Problem:
Pull every line with the word "Bill" out of the entries below.

Exercise inputs:

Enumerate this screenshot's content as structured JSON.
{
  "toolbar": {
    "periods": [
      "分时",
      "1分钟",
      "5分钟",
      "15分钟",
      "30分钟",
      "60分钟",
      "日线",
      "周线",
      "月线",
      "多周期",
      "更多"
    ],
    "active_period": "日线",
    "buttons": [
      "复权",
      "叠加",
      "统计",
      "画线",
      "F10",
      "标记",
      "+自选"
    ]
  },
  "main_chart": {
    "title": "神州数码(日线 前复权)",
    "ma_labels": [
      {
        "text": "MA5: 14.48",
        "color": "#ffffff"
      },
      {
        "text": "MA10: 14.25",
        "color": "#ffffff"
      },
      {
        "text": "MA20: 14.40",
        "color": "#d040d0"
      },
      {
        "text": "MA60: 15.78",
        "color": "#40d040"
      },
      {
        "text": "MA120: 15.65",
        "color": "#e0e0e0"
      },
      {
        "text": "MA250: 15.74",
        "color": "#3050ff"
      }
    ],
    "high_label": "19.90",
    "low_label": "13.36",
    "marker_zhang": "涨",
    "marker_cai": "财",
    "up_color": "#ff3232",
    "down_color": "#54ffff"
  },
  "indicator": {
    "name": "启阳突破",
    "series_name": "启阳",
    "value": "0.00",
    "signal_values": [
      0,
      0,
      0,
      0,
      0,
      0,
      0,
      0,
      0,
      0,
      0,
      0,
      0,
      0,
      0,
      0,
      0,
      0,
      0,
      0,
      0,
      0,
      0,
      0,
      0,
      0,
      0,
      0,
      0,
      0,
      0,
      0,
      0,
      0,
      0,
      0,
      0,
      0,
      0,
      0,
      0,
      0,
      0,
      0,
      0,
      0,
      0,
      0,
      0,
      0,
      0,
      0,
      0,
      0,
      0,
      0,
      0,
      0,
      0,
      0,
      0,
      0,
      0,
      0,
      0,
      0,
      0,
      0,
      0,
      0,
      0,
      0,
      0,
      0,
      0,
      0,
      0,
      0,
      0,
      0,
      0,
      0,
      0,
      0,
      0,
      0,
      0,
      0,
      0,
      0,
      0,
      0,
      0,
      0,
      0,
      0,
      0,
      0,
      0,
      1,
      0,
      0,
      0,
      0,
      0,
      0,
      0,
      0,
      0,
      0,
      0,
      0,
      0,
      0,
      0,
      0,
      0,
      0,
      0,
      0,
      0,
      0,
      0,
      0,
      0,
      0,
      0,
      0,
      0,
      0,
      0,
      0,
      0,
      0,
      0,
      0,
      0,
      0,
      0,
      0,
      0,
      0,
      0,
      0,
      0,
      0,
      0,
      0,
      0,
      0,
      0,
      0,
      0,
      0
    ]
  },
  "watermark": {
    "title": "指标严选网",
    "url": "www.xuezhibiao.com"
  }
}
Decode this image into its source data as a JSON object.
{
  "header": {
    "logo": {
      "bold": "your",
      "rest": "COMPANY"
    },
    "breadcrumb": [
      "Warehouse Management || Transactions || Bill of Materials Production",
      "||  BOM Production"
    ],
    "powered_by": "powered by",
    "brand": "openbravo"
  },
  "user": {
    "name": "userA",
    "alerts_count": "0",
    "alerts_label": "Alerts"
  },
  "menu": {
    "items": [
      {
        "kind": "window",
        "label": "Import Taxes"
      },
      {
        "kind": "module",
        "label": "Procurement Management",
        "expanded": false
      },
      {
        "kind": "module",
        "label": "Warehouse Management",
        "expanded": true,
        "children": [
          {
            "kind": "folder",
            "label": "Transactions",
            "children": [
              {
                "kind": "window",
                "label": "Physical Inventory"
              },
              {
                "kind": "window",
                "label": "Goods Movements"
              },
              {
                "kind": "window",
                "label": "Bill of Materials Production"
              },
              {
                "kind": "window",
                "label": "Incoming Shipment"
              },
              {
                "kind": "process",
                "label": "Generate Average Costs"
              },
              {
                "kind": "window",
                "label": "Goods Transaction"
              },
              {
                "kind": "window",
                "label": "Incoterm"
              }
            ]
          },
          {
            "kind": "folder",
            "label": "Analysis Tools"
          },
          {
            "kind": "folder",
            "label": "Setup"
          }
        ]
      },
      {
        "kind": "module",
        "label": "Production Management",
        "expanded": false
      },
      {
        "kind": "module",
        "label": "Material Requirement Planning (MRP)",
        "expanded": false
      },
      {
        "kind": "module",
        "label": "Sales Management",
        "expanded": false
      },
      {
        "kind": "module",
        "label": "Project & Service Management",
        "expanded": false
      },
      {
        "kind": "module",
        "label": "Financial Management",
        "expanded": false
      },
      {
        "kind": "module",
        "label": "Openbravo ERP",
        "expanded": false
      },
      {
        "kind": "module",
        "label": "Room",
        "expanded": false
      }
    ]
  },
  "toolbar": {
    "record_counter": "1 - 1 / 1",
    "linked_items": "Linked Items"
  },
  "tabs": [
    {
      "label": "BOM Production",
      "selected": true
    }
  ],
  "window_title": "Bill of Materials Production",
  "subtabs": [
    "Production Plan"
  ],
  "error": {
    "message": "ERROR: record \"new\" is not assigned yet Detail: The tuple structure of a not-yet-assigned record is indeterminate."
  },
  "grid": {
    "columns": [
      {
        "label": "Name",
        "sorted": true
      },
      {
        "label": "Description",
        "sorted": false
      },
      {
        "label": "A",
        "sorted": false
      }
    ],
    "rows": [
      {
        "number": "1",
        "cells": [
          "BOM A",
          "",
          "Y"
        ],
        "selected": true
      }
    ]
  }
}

Answer section:
      "Warehouse Management || Transactions || Bill of Materials Production",
                "label": "Bill of Materials Production"
  "window_title": "Bill of Materials Production",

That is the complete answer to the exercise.